**Exercise instructions**
Set down every entry below exactly as it stands.

**Source material**
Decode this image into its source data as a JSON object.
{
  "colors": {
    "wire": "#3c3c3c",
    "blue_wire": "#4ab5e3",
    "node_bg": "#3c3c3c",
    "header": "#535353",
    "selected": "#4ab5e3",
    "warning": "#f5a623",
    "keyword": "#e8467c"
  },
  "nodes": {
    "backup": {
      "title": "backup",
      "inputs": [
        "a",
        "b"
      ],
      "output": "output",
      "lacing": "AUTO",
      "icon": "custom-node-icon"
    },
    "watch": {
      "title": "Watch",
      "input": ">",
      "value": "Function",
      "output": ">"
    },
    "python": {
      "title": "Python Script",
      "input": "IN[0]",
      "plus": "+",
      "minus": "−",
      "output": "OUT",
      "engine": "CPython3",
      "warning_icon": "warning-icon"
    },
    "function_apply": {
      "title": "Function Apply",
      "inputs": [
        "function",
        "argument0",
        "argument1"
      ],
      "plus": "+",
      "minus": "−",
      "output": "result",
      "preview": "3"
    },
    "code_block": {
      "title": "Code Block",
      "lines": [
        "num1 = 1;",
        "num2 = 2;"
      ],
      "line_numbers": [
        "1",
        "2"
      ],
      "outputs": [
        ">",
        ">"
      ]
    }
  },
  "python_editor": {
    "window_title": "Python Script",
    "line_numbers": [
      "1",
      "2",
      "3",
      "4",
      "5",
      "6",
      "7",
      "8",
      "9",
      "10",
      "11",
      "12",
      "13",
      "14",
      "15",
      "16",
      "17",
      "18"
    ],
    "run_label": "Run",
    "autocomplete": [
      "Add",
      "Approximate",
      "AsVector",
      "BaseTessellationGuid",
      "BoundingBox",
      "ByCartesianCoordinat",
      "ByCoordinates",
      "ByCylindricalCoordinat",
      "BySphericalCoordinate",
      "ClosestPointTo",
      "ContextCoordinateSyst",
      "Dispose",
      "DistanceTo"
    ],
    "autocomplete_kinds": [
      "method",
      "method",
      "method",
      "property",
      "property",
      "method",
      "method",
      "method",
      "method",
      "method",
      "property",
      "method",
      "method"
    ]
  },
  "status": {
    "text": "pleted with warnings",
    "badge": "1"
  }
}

**Response to this task**
Decode this image into its source data as a JSON object.
{
  "colors": {
    "wire": "#3c3c3c",
    "blue_wire": "#4ab5e3",
    "node_bg": "#3c3c3c",
    "header": "#535353",
    "selected": "#4ab5e3",
    "warning": "#f5a623",
    "keyword": "#e8467c"
  },
  "nodes": {
    "backup": {
      "title": "backup",
      "inputs": [
        "a",
        "b"
      ],
      "output": "output",
      "lacing": "AUTO",
      "icon": "custom-node-icon"
    },
    "watch": {
      "title": "Watch",
      "input": ">",
      "value": "Function",
      "output": ">"
    },
    "python": {
      "title": "Python Script",
      "input": "IN[0]",
      "plus": "+",
      "minus": "−",
      "output": "OUT",
      "engine": "CPython3",
      "warning_icon": "warning-icon"
    },
    "function_apply": {
      "title": "Function Apply",
      "inputs": [
        "function",
        "argument0",
        "argument1"
      ],
      "plus": "+",
      "minus": "−",
      "output": "result",
      "preview": "3"
    },
    "code_block": {
      "title": "Code Block",
      "lines": [
        "num1 = 1;",
        "num2 = 2;"
      ],
      "line_numbers": [
        "1",
        "2"
      ],
      "outputs": [
        ">",
        ">"
      ]
    }
  },
  "python_editor": {
    "window_title": "Python Script",
    "line_numbers": [
      "1",
      "2",
      "3",
      "4",
      "5",
      "6",
      "7",
      "8",
      "9",
      "10",
      "11",
      "12",
      "13",
      "14",
      "15",
      "16",
      "17",
      "18"
    ],
    "run_label": "Run",
    "autocomplete": [
      "Add",
      "Approximate",
      "AsVector",
      "BaseTessellationGuid",
      "BoundingBox",
      "ByCartesianCoordinat",
      "ByCoordinates",
      "ByCylindricalCoordinat",
      "BySphericalCoordinate",
      "ClosestPointTo",
      "ContextCoordinateSyst",
      "Dispose",
      "DistanceTo"
    ],
    "autocomplete_kinds": [
      "method",
      "method",
      "method",
      "property",
      "property",
      "method",
      "method",
      "method",
      "method",
      "method",
      "property",
      "method",
      "method"
    ]
  },
  "status": {
    "text": "pleted with warnings",
    "badge": "1"
  }
}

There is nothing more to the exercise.